(Entries from a dataset of interfaces)
_ _ _ _
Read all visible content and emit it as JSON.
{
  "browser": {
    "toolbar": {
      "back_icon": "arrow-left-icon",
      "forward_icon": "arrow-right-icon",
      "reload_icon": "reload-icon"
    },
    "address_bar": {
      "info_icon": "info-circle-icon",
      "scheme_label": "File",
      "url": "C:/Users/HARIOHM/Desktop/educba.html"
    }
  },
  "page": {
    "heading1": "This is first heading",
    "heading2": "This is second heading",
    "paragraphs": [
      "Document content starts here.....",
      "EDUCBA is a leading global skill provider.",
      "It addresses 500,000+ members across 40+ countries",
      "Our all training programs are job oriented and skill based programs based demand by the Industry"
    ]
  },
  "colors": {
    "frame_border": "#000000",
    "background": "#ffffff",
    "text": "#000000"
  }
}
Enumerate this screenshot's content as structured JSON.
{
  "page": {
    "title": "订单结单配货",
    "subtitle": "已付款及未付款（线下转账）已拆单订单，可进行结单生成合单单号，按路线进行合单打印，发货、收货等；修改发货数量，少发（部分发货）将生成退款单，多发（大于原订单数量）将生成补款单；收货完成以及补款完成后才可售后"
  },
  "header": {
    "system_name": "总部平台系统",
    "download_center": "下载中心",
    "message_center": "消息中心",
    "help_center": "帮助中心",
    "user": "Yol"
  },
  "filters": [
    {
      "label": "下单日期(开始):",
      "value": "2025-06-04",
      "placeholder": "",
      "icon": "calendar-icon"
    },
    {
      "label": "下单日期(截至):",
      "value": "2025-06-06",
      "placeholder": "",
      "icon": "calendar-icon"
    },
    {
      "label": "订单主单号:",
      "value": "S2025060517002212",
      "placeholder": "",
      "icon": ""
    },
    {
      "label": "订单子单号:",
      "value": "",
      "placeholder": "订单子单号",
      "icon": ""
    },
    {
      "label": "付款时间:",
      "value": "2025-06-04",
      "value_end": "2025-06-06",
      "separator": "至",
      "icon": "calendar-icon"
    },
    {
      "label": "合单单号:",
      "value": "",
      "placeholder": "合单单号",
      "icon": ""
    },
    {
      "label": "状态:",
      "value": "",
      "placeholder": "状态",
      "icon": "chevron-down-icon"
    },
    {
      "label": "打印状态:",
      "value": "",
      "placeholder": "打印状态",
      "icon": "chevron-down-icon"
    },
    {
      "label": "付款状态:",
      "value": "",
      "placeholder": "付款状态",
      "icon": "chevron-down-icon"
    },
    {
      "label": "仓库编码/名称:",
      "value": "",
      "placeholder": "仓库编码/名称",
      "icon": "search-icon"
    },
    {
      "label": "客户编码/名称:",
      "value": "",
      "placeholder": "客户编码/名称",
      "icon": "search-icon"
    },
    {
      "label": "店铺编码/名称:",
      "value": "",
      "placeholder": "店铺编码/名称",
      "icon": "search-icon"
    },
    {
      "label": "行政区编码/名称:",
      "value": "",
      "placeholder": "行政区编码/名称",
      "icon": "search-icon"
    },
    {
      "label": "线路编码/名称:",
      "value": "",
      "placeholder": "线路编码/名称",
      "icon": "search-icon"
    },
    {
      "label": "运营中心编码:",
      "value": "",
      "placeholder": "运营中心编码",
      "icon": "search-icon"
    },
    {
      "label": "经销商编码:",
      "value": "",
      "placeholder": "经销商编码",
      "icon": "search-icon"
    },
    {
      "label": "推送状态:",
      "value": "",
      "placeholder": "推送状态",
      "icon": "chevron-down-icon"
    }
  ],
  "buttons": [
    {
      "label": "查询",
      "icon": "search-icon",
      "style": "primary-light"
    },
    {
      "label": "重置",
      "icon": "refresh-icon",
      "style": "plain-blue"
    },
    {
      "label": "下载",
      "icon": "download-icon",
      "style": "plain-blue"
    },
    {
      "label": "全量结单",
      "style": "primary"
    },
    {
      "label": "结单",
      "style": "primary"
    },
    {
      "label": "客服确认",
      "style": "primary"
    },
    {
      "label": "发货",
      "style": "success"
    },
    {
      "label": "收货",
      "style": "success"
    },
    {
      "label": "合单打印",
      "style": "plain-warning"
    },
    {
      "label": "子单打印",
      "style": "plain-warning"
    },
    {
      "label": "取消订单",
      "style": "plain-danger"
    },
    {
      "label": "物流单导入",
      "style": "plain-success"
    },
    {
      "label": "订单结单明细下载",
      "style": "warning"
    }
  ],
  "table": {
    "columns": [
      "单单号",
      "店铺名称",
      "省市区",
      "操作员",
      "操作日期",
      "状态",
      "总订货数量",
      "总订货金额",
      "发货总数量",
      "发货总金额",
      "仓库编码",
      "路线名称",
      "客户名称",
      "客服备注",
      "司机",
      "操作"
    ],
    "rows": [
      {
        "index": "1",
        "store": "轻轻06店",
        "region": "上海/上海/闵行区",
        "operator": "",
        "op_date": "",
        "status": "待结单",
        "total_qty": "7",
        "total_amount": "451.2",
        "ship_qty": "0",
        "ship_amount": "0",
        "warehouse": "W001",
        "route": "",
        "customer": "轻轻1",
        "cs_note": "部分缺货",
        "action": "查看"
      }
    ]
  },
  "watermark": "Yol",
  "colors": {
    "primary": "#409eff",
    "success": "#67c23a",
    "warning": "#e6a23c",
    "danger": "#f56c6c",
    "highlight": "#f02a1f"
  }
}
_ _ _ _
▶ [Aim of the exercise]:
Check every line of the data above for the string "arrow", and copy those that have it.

▶ [Response to the exercise]:
      "back_icon": "arrow-left-icon",
      "forward_icon": "arrow-right-icon",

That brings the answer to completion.